What makes us humans so predictable? Without going into the details of that answer, let’s thank God for that because being predictable translates into whatever we do isn’t random, especially the tests. This is where your eyes should be wide open with excitement and amazement. Yes it is true; this predictability can be called the fundamental flaw and this resulted in William Poundstone to claim that all kinds of MCQs have some general patterns that can be learnt and used to score well in the exam.
He went through 2,456 questions from different 100 tests from a plethora of sources and finally, claims that he has come up with a statistical pattern. However, before you dive into this guide, be warned in words of Poundstone; ‘a guessing strategy is useful to the extent that it beats random guessing’. That translates into; the actual knowledge of the subject does matter and this guide only helps you with those difficult questions that you have to guess by improving your guess work.
Whatever you have learned over the course of years regarding test taking – Forget it. Why? Because what you have learned is what the test setters know as well and that is how they will trap you. You have been told not to opt for ‘all of the above’ or ‘none of the above’ options. However, as per Poundstone these options were correct 52% of the time and choosing such answer choices gives you a 90% more chance of scoring a right answer! The tip over here is; unlearn what you have learned.
This you might have observed as well; if you look at the answer sheet for the consecutive questions, you will notice that the answer choices are never the same for them. For example question 1 has option A as answer and question 2 has option D as answer; then it is safe to assume that question 2’s correct answer will not be option A or D. Poundstone, however, reminds again that ‘knowledge trumps out guessing’ and that you should first cross out the answers you know are wrong, based on facts.
In words of Poundstone; ‘Test makers have to make sure that right answers are indisputably right. Often this demands some qualifying language. They may not try so hard with wrong answers.’ So if you do have a longer than usual answer options there’s a very high chance for that option to be the correct answer!

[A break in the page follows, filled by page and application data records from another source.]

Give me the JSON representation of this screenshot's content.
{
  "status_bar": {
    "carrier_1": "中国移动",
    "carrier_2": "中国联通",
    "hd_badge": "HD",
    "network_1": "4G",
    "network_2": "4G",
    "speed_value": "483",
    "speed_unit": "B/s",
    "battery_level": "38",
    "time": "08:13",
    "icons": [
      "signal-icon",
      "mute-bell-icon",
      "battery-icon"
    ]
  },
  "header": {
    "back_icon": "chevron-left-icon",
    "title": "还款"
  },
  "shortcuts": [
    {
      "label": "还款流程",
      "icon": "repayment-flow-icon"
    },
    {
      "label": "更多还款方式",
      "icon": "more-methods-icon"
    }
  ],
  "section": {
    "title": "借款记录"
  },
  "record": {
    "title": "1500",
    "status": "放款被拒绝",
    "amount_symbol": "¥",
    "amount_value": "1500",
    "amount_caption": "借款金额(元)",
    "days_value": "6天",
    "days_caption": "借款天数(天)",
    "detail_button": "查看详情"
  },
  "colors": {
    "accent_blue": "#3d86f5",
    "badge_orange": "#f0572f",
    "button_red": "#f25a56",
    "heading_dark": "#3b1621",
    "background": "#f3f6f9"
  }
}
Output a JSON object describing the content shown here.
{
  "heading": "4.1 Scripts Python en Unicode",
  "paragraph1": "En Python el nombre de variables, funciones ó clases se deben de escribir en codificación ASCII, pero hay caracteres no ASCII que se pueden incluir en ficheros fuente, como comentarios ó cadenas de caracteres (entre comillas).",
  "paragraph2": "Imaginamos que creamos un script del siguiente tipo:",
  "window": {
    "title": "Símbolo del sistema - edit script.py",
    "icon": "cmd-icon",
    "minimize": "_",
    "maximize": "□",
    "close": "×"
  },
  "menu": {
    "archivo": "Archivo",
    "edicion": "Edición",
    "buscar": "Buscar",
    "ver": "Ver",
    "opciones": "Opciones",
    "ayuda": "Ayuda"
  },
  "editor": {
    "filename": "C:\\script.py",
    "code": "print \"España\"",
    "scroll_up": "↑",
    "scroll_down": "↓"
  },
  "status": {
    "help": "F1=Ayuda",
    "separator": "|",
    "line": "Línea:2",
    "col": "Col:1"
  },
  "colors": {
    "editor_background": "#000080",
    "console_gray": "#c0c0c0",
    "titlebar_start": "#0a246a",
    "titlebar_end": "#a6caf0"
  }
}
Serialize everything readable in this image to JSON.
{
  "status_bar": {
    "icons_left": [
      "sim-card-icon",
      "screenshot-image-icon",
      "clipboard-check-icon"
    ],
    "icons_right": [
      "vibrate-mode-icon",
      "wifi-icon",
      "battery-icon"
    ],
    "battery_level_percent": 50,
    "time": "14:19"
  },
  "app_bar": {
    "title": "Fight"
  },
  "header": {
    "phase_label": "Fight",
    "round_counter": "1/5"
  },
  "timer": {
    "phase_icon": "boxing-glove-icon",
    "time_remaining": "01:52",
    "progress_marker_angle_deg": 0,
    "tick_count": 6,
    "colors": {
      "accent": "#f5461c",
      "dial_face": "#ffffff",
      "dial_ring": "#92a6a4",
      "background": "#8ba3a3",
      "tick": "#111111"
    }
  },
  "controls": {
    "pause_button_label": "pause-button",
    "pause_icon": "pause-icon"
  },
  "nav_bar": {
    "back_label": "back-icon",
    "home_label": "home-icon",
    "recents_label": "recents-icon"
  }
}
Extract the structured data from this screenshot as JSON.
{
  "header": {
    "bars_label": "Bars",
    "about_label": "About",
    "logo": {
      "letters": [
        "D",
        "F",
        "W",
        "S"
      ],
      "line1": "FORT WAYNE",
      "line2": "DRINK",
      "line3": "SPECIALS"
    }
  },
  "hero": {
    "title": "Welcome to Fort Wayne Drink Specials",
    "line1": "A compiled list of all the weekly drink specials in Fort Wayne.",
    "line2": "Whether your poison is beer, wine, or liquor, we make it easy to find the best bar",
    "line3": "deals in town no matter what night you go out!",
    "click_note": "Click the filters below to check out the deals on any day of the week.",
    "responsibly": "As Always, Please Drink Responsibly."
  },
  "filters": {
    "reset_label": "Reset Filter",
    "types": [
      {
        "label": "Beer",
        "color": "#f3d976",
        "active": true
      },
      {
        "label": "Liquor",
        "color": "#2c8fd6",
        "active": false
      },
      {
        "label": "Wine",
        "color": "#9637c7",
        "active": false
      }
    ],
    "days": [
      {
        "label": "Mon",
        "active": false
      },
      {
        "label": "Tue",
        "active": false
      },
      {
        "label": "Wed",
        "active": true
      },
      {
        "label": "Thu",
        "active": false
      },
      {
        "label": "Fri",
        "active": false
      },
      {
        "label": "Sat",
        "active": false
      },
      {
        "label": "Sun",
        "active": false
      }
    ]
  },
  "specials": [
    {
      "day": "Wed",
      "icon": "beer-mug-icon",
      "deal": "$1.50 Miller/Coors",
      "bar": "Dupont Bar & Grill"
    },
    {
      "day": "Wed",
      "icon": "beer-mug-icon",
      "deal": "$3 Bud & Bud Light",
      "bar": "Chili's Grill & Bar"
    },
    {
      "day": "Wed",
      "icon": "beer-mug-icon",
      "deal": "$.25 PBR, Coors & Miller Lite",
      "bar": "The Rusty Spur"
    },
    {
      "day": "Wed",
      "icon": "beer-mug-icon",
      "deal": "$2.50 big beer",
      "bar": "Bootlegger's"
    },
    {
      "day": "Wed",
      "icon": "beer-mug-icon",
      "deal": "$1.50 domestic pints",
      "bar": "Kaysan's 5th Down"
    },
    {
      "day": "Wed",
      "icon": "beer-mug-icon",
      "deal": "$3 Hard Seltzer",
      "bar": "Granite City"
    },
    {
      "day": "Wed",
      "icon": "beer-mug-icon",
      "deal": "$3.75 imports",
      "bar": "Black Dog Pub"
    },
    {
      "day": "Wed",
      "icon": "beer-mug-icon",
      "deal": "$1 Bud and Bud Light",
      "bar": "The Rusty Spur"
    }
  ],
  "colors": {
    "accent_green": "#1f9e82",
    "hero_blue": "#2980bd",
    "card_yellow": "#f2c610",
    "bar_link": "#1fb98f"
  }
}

When you are looking at the options, try and ascertain the option that is an outlier. Once you’ve done that, cross out the options that have a similar meaning. Poundstone says; ‘It’s hard to see how one could be unambiguously correct and the other unambiguously wrong’. In simple words; the option that is not similar to others – aka outlier – will be wrong and you can cross it out right away.